On one issue, however, Netanyahu's position has shifted dramatically since before violence broke out on July 8. The Palestinian Authority (PA), he noted, has a place in rebuilding Gaza and controlling the territory's borders. "We're cooperating with them and are prepared to see a role for them," Netanyahu said.

This is the same PA whose unity government was approved by Fatah and Hamas -- and which Netanyahu urged the world not to recognize because doing so would "strengthen terrorism." On Wednesday, the Israeli prime minister did not reiterate his demand that Palestinian President Mahmoud Abbas dissolve the government.

Perhaps Netanyahu sees the PA as a vehicle for empowering Hamas's rivals in the Gaza Strip. The PA is almost entirely controlled by Fatah: Abbas is its most important figure and its bureaucracy comprises mainly technocrats who are almost exclusively close to Fatah. An agreement giving PA security forces responsibility for guarding the Rafah border crossing with Egypt appears set. The Wall Street Journal reported a U.S., Israeli, and Arab effort "to place the Palestinian Authority ... at the heart of efforts to disarm Hamas and open Gaza to economic development." 

These plans are as risky as they are beneficial for Fatah. Party officials don't want Palestinians to see them as returning to Gaza on the back of an Israeli Merkava tank, metaphorically speaking.

"They are damn liars," said Abdullah Abdullah, deputy commissioner of Fatah's International Relations Commission, when asked about Israeli officials' suggestions that the PA could fill the vacuum left by a defeated Hamas. "No, we're not quislings. Israel is against Palestine, against Palestinian rights. Don't believe their lies."

Abdullah's angry reaction was par for the course -- it would be political suicide for the party to be seen as siding with the Israelis in such a way. However, Fatah officials see themselves as members of a ruling party with a responsibility to govern -- not only in the West Bank but also in the Gaza Strip. 

The dilemma is the very heart of the party's split identity; it's "schizophrenia," as Husam Zumlot, a senior foreign affairs advisor for Fatah, put it. On one hand, Fatah was a liberation movement; on the other, a ruling party that must provide for an occupied people. Fatah organized mass demonstrations and pressed for Israel's condemnation at the United Nations. It also tried offering basic services, such as education, health programs, and a support for a functioning economy, Zumlot said. 

By contrast, Hamas only cares about revolution, he said. "When they tried to have the governance side in Gaza, they failed miserably." 

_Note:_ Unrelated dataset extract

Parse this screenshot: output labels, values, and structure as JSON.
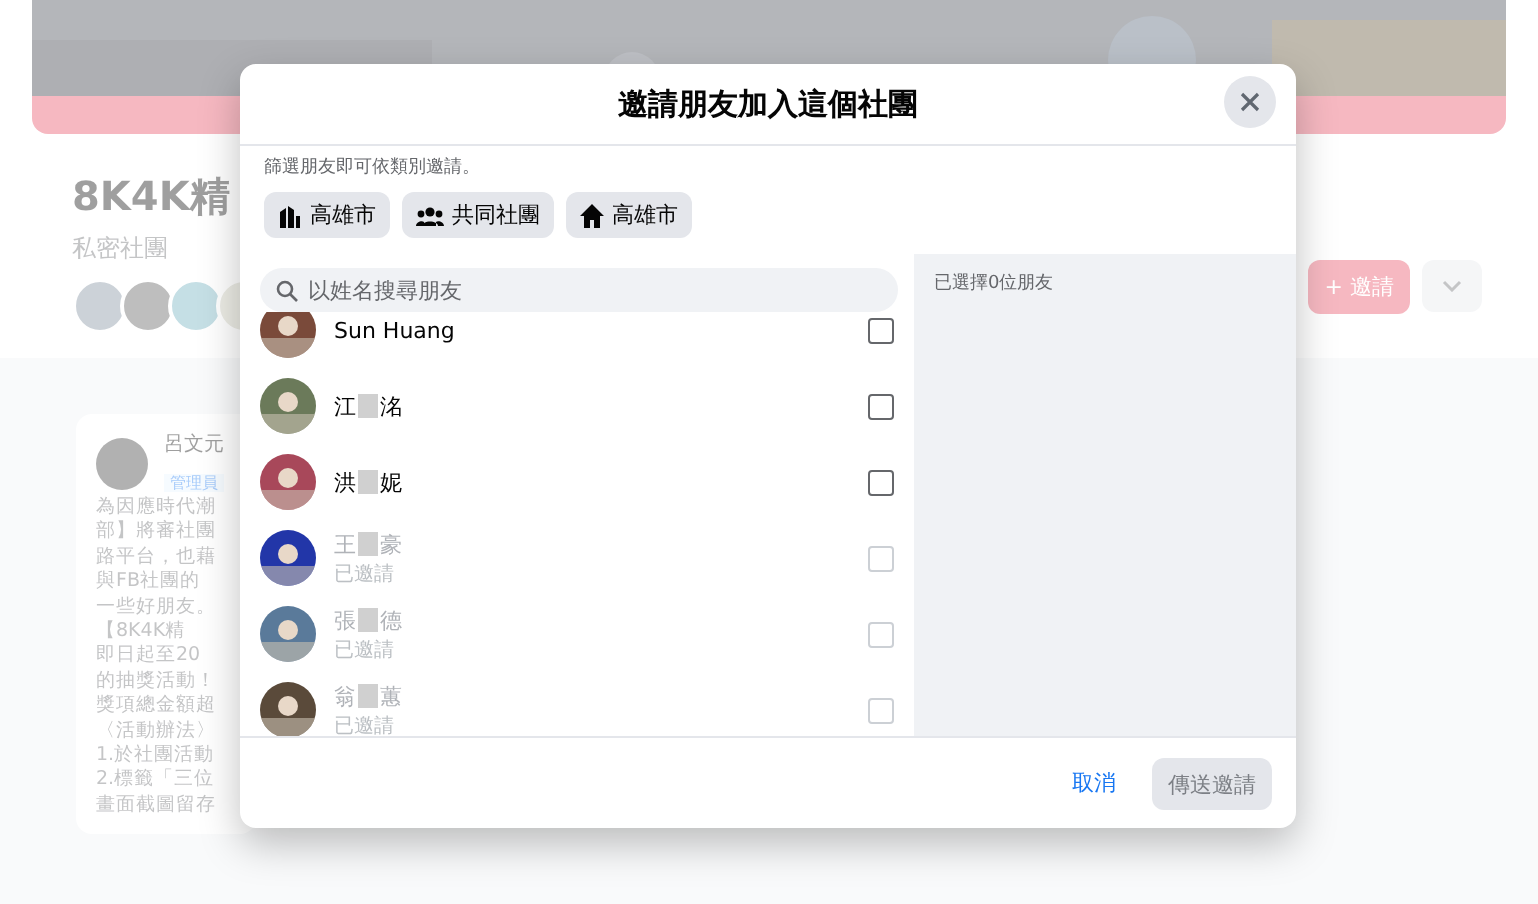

Fatah may also find itself under pressure from two of its most important patrons, the United States and Egypt, who would be keen to bolster the PA in Gaza. Add a dash of competition between Hamas and Fatah for control of the Palestinian national movement, a healthy dose of mistrust, and it's not hard to see the recipe for more conflict. The Israeli military campaign may have just been the first battle in a much longer struggle for control of Gaza.